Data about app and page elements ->
□ □ □
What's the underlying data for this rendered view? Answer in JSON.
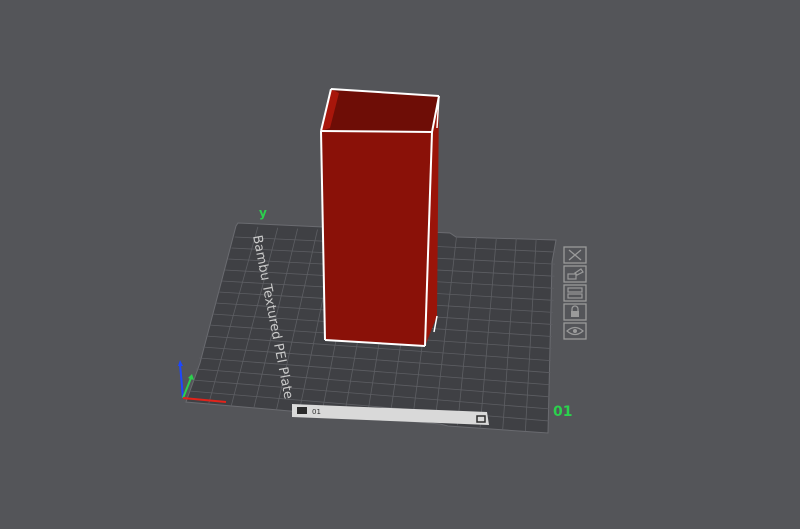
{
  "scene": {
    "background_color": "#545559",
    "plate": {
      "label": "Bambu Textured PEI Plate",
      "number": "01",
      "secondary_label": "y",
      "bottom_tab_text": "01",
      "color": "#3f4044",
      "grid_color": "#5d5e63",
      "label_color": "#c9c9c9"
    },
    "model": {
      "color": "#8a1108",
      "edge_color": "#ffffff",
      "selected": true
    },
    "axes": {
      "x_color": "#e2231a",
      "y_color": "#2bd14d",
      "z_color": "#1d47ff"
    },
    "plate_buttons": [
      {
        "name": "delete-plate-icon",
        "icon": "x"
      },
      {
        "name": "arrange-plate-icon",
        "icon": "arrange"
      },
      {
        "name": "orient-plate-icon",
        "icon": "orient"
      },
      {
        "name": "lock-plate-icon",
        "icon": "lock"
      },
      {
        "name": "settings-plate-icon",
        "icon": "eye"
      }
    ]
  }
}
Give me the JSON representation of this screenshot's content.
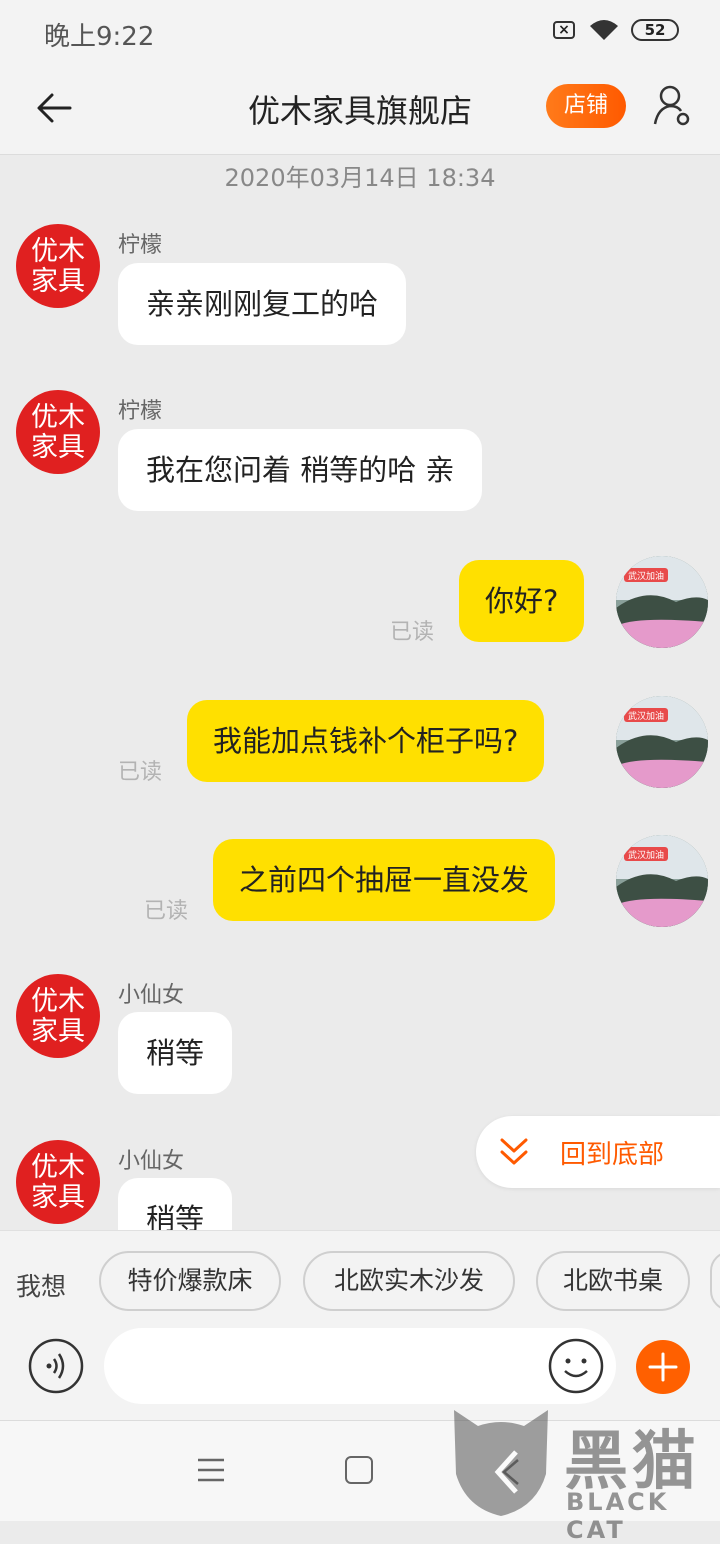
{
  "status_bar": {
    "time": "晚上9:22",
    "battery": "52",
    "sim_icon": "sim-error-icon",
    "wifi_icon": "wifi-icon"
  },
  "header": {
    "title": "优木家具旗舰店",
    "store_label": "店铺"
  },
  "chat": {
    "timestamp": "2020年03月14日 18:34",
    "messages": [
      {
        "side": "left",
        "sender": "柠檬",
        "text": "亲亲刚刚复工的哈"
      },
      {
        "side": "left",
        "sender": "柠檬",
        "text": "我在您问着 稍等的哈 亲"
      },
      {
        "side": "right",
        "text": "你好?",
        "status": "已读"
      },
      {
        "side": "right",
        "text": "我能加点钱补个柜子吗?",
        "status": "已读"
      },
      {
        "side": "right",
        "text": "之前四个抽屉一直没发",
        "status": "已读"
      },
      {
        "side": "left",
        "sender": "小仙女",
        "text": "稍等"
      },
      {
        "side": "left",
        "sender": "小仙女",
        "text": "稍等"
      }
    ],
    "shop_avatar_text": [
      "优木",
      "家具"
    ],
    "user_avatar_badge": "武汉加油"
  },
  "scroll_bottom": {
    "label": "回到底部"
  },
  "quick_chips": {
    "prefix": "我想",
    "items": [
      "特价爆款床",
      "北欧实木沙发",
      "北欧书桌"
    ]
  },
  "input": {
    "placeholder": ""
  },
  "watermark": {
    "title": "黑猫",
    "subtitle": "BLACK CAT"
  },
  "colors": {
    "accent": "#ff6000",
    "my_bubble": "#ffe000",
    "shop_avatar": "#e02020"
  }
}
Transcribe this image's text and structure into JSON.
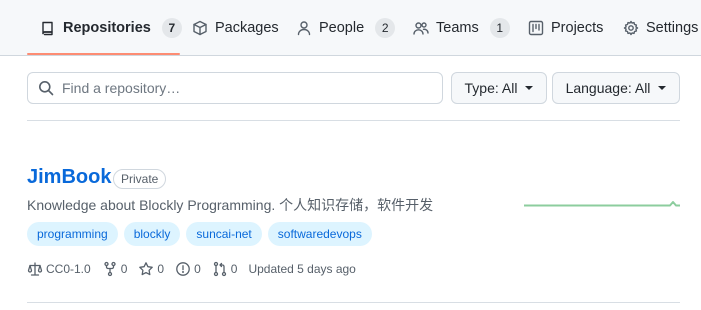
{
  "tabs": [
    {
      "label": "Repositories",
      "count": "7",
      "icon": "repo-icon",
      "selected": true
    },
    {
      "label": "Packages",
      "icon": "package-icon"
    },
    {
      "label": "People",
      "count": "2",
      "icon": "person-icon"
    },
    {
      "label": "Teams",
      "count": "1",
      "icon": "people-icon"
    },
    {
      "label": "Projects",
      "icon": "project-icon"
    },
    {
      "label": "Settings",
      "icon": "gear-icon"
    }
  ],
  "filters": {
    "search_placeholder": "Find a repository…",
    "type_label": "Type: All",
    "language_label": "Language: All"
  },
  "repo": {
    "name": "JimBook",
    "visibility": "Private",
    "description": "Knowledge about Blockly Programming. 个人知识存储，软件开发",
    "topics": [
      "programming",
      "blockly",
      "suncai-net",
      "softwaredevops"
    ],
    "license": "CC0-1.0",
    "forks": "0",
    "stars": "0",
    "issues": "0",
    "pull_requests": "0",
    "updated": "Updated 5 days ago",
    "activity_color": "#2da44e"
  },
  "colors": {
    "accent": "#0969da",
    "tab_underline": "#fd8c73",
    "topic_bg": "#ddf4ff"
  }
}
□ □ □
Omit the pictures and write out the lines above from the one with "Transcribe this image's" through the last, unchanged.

SOLUTION FOR THIS PROBLEM ->
Transcribe this image's text and structure into JSON.
{
  "tabs": [
    {
      "label": "Repositories",
      "count": "7",
      "icon": "repo-icon",
      "selected": true
    },
    {
      "label": "Packages",
      "icon": "package-icon"
    },
    {
      "label": "People",
      "count": "2",
      "icon": "person-icon"
    },
    {
      "label": "Teams",
      "count": "1",
      "icon": "people-icon"
    },
    {
      "label": "Projects",
      "icon": "project-icon"
    },
    {
      "label": "Settings",
      "icon": "gear-icon"
    }
  ],
  "filters": {
    "search_placeholder": "Find a repository…",
    "type_label": "Type: All",
    "language_label": "Language: All"
  },
  "repo": {
    "name": "JimBook",
    "visibility": "Private",
    "description": "Knowledge about Blockly Programming. 个人知识存储，软件开发",
    "topics": [
      "programming",
      "blockly",
      "suncai-net",
      "softwaredevops"
    ],
    "license": "CC0-1.0",
    "forks": "0",
    "stars": "0",
    "issues": "0",
    "pull_requests": "0",
    "updated": "Updated 5 days ago",
    "activity_color": "#2da44e"
  },
  "colors": {
    "accent": "#0969da",
    "tab_underline": "#fd8c73",
    "topic_bg": "#ddf4ff"
  }
}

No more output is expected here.